Task statement
Please write out the listing below again in its exact form.

--- START ---

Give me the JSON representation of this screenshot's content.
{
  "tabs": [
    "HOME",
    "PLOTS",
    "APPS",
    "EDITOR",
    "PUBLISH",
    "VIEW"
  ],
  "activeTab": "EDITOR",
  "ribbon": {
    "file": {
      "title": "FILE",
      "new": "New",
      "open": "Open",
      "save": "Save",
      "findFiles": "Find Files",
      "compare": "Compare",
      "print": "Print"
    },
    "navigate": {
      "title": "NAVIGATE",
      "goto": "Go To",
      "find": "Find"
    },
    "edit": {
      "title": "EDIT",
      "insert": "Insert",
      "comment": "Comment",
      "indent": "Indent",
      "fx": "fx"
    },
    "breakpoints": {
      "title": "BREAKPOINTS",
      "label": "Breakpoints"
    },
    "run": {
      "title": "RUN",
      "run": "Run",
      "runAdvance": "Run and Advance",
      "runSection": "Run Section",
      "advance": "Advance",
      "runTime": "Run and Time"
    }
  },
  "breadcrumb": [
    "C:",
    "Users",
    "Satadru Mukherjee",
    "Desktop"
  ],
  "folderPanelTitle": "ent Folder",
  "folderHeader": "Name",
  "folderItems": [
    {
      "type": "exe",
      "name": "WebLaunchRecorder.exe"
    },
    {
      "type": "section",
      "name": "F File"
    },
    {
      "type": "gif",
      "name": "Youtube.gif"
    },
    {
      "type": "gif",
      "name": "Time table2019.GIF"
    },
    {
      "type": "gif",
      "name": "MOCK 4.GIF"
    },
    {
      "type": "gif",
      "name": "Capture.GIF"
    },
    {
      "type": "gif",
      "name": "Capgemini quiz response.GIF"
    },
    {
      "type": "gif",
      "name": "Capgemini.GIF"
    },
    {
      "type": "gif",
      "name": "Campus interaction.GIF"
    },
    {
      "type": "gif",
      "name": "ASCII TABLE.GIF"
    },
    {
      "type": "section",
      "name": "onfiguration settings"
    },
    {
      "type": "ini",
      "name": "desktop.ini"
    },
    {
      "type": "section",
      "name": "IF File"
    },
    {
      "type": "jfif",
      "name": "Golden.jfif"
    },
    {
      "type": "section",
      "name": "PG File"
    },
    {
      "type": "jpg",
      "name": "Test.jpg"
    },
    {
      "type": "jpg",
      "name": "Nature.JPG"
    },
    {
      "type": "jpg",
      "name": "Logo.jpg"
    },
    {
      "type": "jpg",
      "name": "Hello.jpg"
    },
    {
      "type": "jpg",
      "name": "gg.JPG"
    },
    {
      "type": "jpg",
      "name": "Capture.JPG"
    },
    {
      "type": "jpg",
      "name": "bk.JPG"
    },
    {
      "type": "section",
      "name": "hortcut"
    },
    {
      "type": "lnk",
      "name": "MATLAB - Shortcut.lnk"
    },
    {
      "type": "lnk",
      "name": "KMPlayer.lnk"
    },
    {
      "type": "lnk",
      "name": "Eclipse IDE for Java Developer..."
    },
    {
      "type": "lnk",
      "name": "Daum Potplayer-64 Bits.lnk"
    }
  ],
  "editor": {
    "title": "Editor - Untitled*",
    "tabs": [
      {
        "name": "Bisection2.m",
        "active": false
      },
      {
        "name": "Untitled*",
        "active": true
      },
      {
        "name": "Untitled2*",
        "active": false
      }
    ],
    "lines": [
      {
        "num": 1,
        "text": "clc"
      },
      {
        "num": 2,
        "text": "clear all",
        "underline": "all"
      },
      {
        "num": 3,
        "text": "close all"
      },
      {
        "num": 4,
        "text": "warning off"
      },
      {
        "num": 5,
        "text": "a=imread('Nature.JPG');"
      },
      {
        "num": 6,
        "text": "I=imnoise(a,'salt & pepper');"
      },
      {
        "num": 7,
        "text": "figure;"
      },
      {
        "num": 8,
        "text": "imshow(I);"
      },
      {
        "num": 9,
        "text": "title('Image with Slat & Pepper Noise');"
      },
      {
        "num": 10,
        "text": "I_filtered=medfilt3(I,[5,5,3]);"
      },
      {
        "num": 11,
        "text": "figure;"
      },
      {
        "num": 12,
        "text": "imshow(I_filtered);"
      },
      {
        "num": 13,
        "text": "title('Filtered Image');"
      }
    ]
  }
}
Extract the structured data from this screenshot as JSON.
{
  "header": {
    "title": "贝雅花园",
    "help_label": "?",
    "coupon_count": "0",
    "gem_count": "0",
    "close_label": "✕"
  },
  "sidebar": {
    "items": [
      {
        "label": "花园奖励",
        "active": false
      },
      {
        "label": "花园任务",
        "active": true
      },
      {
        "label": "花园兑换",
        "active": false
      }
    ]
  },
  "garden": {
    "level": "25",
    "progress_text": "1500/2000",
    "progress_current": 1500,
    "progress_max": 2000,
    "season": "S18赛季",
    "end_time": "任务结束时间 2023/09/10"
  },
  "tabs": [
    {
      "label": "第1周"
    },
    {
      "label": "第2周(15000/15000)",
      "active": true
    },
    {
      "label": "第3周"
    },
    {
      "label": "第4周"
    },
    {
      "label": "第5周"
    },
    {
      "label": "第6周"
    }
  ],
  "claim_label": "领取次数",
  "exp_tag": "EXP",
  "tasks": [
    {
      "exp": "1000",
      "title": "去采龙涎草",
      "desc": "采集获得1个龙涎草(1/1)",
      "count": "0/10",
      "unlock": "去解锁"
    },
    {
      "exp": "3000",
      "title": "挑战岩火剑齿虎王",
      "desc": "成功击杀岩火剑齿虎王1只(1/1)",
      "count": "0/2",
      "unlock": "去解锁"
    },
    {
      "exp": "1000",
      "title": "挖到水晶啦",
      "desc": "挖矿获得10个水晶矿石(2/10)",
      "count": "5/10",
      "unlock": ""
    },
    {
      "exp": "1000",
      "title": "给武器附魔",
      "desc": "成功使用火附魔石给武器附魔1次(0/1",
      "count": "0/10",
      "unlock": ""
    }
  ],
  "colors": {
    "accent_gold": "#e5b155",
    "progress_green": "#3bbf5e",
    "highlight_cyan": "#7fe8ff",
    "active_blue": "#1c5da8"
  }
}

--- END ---

Response to this exercise
Give me the JSON representation of this screenshot's content.
{
  "tabs": [
    "HOME",
    "PLOTS",
    "APPS",
    "EDITOR",
    "PUBLISH",
    "VIEW"
  ],
  "activeTab": "EDITOR",
  "ribbon": {
    "file": {
      "title": "FILE",
      "new": "New",
      "open": "Open",
      "save": "Save",
      "findFiles": "Find Files",
      "compare": "Compare",
      "print": "Print"
    },
    "navigate": {
      "title": "NAVIGATE",
      "goto": "Go To",
      "find": "Find"
    },
    "edit": {
      "title": "EDIT",
      "insert": "Insert",
      "comment": "Comment",
      "indent": "Indent",
      "fx": "fx"
    },
    "breakpoints": {
      "title": "BREAKPOINTS",
      "label": "Breakpoints"
    },
    "run": {
      "title": "RUN",
      "run": "Run",
      "runAdvance": "Run and Advance",
      "runSection": "Run Section",
      "advance": "Advance",
      "runTime": "Run and Time"
    }
  },
  "breadcrumb": [
    "C:",
    "Users",
    "Satadru Mukherjee",
    "Desktop"
  ],
  "folderPanelTitle": "ent Folder",
  "folderHeader": "Name",
  "folderItems": [
    {
      "type": "exe",
      "name": "WebLaunchRecorder.exe"
    },
    {
      "type": "section",
      "name": "F File"
    },
    {
      "type": "gif",
      "name": "Youtube.gif"
    },
    {
      "type": "gif",
      "name": "Time table2019.GIF"
    },
    {
      "type": "gif",
      "name": "MOCK 4.GIF"
    },
    {
      "type": "gif",
      "name": "Capture.GIF"
    },
    {
      "type": "gif",
      "name": "Capgemini quiz response.GIF"
    },
    {
      "type": "gif",
      "name": "Capgemini.GIF"
    },
    {
      "type": "gif",
      "name": "Campus interaction.GIF"
    },
    {
      "type": "gif",
      "name": "ASCII TABLE.GIF"
    },
    {
      "type": "section",
      "name": "onfiguration settings"
    },
    {
      "type": "ini",
      "name": "desktop.ini"
    },
    {
      "type": "section",
      "name": "IF File"
    },
    {
      "type": "jfif",
      "name": "Golden.jfif"
    },
    {
      "type": "section",
      "name": "PG File"
    },
    {
      "type": "jpg",
      "name": "Test.jpg"
    },
    {
      "type": "jpg",
      "name": "Nature.JPG"
    },
    {
      "type": "jpg",
      "name": "Logo.jpg"
    },
    {
      "type": "jpg",
      "name": "Hello.jpg"
    },
    {
      "type": "jpg",
      "name": "gg.JPG"
    },
    {
      "type": "jpg",
      "name": "Capture.JPG"
    },
    {
      "type": "jpg",
      "name": "bk.JPG"
    },
    {
      "type": "section",
      "name": "hortcut"
    },
    {
      "type": "lnk",
      "name": "MATLAB - Shortcut.lnk"
    },
    {
      "type": "lnk",
      "name": "KMPlayer.lnk"
    },
    {
      "type": "lnk",
      "name": "Eclipse IDE for Java Developer..."
    },
    {
      "type": "lnk",
      "name": "Daum Potplayer-64 Bits.lnk"
    }
  ],
  "editor": {
    "title": "Editor - Untitled*",
    "tabs": [
      {
        "name": "Bisection2.m",
        "active": false
      },
      {
        "name": "Untitled*",
        "active": true
      },
      {
        "name": "Untitled2*",
        "active": false
      }
    ],
    "lines": [
      {
        "num": 1,
        "text": "clc"
      },
      {
        "num": 2,
        "text": "clear all",
        "underline": "all"
      },
      {
        "num": 3,
        "text": "close all"
      },
      {
        "num": 4,
        "text": "warning off"
      },
      {
        "num": 5,
        "text": "a=imread('Nature.JPG');"
      },
      {
        "num": 6,
        "text": "I=imnoise(a,'salt & pepper');"
      },
      {
        "num": 7,
        "text": "figure;"
      },
      {
        "num": 8,
        "text": "imshow(I);"
      },
      {
        "num": 9,
        "text": "title('Image with Slat & Pepper Noise');"
      },
      {
        "num": 10,
        "text": "I_filtered=medfilt3(I,[5,5,3]);"
      },
      {
        "num": 11,
        "text": "figure;"
      },
      {
        "num": 12,
        "text": "imshow(I_filtered);"
      },
      {
        "num": 13,
        "text": "title('Filtered Image');"
      }
    ]
  }
}
Extract the structured data from this screenshot as JSON.
{
  "header": {
    "title": "贝雅花园",
    "help_label": "?",
    "coupon_count": "0",
    "gem_count": "0",
    "close_label": "✕"
  },
  "sidebar": {
    "items": [
      {
        "label": "花园奖励",
        "active": false
      },
      {
        "label": "花园任务",
        "active": true
      },
      {
        "label": "花园兑换",
        "active": false
      }
    ]
  },
  "garden": {
    "level": "25",
    "progress_text": "1500/2000",
    "progress_current": 1500,
    "progress_max": 2000,
    "season": "S18赛季",
    "end_time": "任务结束时间 2023/09/10"
  },
  "tabs": [
    {
      "label": "第1周"
    },
    {
      "label": "第2周(15000/15000)",
      "active": true
    },
    {
      "label": "第3周"
    },
    {
      "label": "第4周"
    },
    {
      "label": "第5周"
    },
    {
      "label": "第6周"
    }
  ],
  "claim_label": "领取次数",
  "exp_tag": "EXP",
  "tasks": [
    {
      "exp": "1000",
      "title": "去采龙涎草",
      "desc": "采集获得1个龙涎草(1/1)",
      "count": "0/10",
      "unlock": "去解锁"
    },
    {
      "exp": "3000",
      "title": "挑战岩火剑齿虎王",
      "desc": "成功击杀岩火剑齿虎王1只(1/1)",
      "count": "0/2",
      "unlock": "去解锁"
    },
    {
      "exp": "1000",
      "title": "挖到水晶啦",
      "desc": "挖矿获得10个水晶矿石(2/10)",
      "count": "5/10",
      "unlock": ""
    },
    {
      "exp": "1000",
      "title": "给武器附魔",
      "desc": "成功使用火附魔石给武器附魔1次(0/1",
      "count": "0/10",
      "unlock": ""
    }
  ],
  "colors": {
    "accent_gold": "#e5b155",
    "progress_green": "#3bbf5e",
    "highlight_cyan": "#7fe8ff",
    "active_blue": "#1c5da8"
  }
}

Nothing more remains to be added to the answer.